Gilead Science's tenofovir disoproxil fumarate (TDF or Viread) is among the most effective antiviral drugs for hepatitis B and the most widely used antiretrovirals for HIV. It is generally considered safe and well-tolerated, but it can cause bone loss soon after starting therapy and can lead to kidney problems in susceptible individuals.

TAF is a new pro-drug formulation that produces high levels of the active drug in liver cells and CD4 T-cells with smaller doses than TDF, which means lower concentrations in the blood and less drug exposure for the kidneys, bones, and other organs and tissues.

Research presented at the AASLD Liver Meeting showed that TAF matches TDF for antiviral activity against hepatitis B virus (HBV) but causes less bone mineral loss.

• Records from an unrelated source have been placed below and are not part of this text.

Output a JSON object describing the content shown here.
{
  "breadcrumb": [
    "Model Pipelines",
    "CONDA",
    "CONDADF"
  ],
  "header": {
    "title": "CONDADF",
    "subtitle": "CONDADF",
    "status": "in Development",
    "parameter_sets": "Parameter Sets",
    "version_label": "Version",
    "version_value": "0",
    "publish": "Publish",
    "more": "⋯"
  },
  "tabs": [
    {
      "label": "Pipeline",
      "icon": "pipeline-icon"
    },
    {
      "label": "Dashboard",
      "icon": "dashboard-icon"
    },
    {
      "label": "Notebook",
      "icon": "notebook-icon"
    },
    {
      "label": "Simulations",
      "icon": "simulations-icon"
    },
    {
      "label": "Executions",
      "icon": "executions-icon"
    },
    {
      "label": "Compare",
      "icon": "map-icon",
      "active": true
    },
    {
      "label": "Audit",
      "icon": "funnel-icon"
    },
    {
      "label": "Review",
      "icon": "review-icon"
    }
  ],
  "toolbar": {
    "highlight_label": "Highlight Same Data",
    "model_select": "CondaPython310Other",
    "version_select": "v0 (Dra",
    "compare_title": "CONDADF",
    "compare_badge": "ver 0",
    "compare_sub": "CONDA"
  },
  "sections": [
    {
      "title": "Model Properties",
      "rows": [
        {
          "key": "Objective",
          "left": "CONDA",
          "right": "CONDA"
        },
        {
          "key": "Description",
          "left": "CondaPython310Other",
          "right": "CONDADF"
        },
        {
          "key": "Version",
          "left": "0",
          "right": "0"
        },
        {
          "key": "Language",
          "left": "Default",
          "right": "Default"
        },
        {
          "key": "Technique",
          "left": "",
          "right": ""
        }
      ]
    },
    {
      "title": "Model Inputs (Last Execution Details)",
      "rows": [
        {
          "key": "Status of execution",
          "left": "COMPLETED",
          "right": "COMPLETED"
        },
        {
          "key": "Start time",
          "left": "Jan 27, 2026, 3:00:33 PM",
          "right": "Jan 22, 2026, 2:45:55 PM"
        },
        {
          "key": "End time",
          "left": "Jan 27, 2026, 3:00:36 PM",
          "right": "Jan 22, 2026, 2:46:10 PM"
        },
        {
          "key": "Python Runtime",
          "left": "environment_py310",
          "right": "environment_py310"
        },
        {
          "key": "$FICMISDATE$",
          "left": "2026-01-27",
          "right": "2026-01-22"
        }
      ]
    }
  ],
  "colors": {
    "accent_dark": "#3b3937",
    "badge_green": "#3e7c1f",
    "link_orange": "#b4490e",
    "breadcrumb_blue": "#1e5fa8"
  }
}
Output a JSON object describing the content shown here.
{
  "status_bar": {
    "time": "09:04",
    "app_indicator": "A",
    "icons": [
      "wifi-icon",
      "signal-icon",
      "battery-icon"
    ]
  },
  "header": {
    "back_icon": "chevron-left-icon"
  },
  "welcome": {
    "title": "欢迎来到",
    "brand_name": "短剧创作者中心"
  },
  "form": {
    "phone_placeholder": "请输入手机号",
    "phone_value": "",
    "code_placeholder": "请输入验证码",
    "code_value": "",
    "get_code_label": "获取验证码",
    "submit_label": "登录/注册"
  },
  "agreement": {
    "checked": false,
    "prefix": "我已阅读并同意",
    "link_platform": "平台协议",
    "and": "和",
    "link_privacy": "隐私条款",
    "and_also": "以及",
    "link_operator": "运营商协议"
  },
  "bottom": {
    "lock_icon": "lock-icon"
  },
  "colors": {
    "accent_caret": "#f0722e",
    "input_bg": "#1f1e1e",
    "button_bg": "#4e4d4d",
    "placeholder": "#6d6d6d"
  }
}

Similarly, a pair of studies presented at the EASL International Liver Congress showed that TAF is as potent against HBV as TDF, but with less effect on bone and kidney biomarkers.

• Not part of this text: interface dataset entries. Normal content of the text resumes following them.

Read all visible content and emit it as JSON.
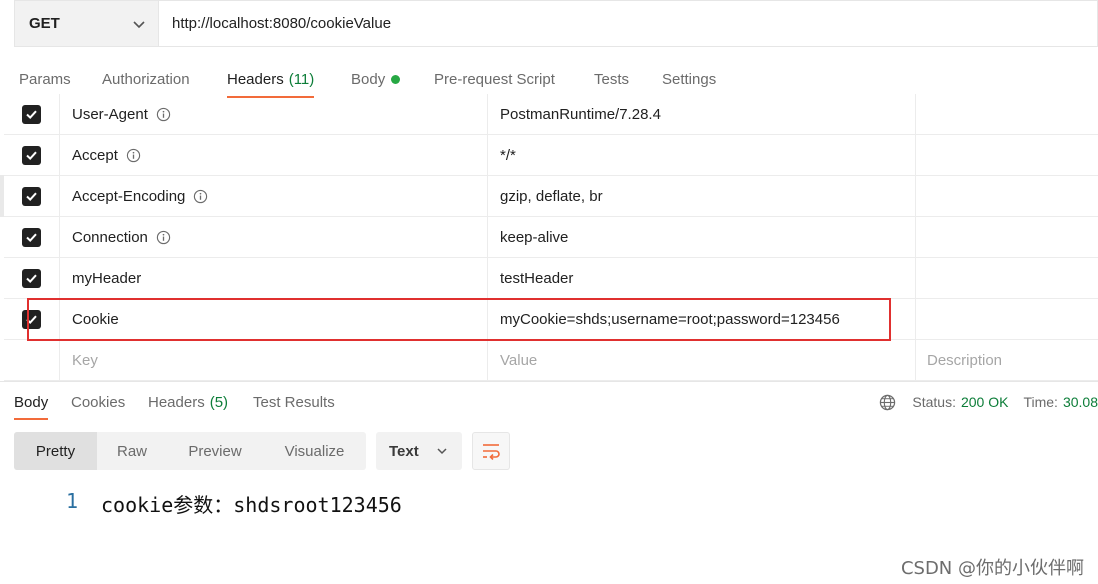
{
  "request": {
    "method": "GET",
    "url": "http://localhost:8080/cookieValue"
  },
  "request_tabs": [
    {
      "label": "Params"
    },
    {
      "label": "Authorization"
    },
    {
      "label": "Headers",
      "count": "(11)"
    },
    {
      "label": "Body"
    },
    {
      "label": "Pre-request Script"
    },
    {
      "label": "Tests"
    },
    {
      "label": "Settings"
    }
  ],
  "active_request_tab": "Headers",
  "headers": [
    {
      "key": "User-Agent",
      "value": "PostmanRuntime/7.28.4",
      "checked": true,
      "info": true
    },
    {
      "key": "Accept",
      "value": "*/*",
      "checked": true,
      "info": true
    },
    {
      "key": "Accept-Encoding",
      "value": "gzip, deflate, br",
      "checked": true,
      "info": true
    },
    {
      "key": "Connection",
      "value": "keep-alive",
      "checked": true,
      "info": true
    },
    {
      "key": "myHeader",
      "value": "testHeader",
      "checked": true,
      "info": false
    },
    {
      "key": "Cookie",
      "value": "myCookie=shds;username=root;password=123456",
      "checked": true,
      "info": false
    }
  ],
  "placeholders": {
    "key": "Key",
    "value": "Value",
    "description": "Description"
  },
  "response_tabs": [
    {
      "label": "Body"
    },
    {
      "label": "Cookies"
    },
    {
      "label": "Headers",
      "count": "(5)"
    },
    {
      "label": "Test Results"
    }
  ],
  "status": {
    "status_label": "Status:",
    "status_value": "200 OK",
    "time_label": "Time:",
    "time_value": "30.08"
  },
  "view_modes": [
    "Pretty",
    "Raw",
    "Preview",
    "Visualize"
  ],
  "active_view_mode": "Pretty",
  "format": "Text",
  "response_body": {
    "line_number": "1",
    "text": "cookie参数：shdsroot123456"
  },
  "watermark": "CSDN @你的小伙伴啊",
  "colors": {
    "accent": "#f26b3a",
    "success": "#0c7d38",
    "dot": "#27a844",
    "highlight_border": "#e0302f"
  }
}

The FDA had already approved 3 TAF-containing coformulations for HIV treatment -- Genvoya (elvitegravir/cobicistat/TAF/emtricitabine), Odefsey (rilpivirine/TAF/emtricitabine), and Descovy (TAF/emtricitabine). The new stand-alone 25 mg TAF tablet will be marketed under the brand name Vemlidy.

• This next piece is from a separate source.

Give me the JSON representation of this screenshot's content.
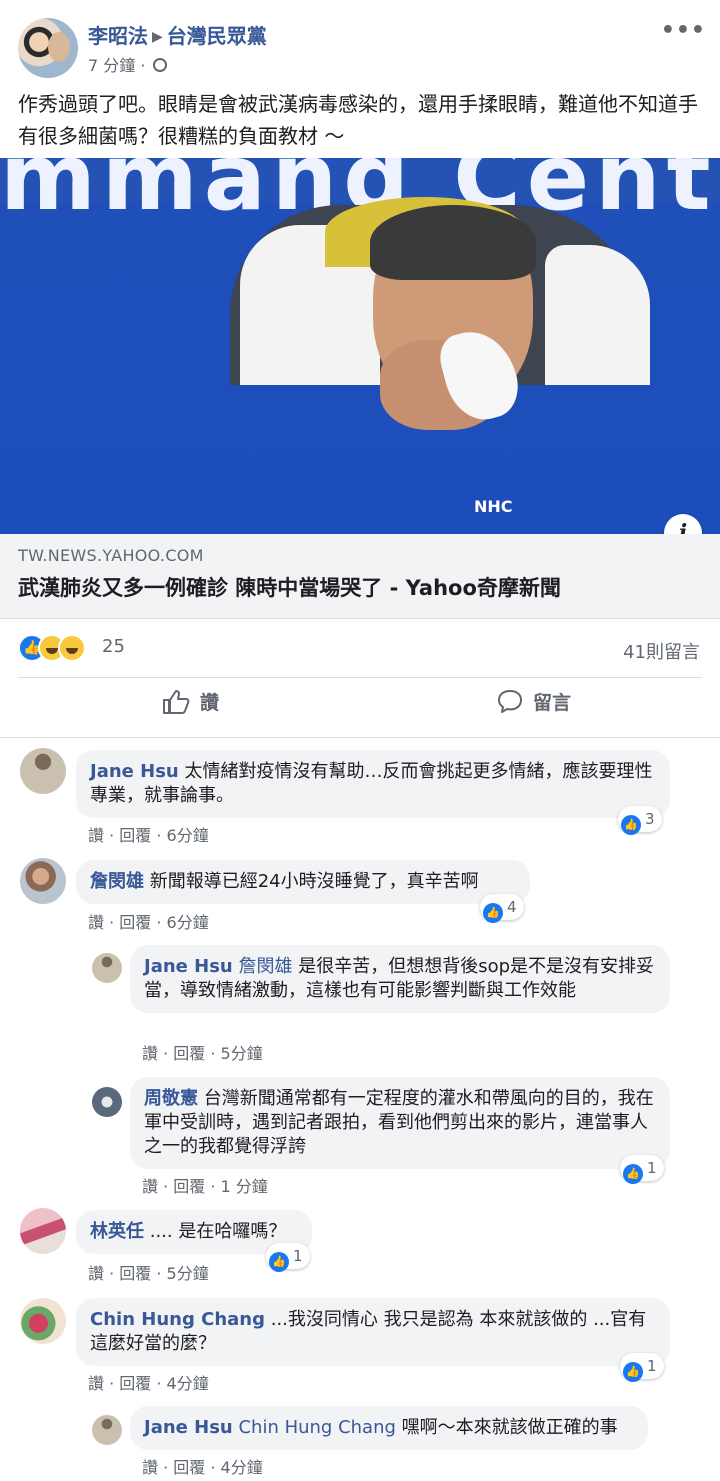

This is the first approval of a new hepatitis B therapy in several years, and advances in treatment have lagged behind the recent rapid progress in hepatitis C treatment. Other therapies further back in the pipeline presented this year include the HBV core inhibitor NVR 3-778, the nucleic acid polymers REP 2139 and REP 21656, and the therapeutic HBV vaccine GS-4774.

NEXT: 8. More Treatment Options for More Types of HCV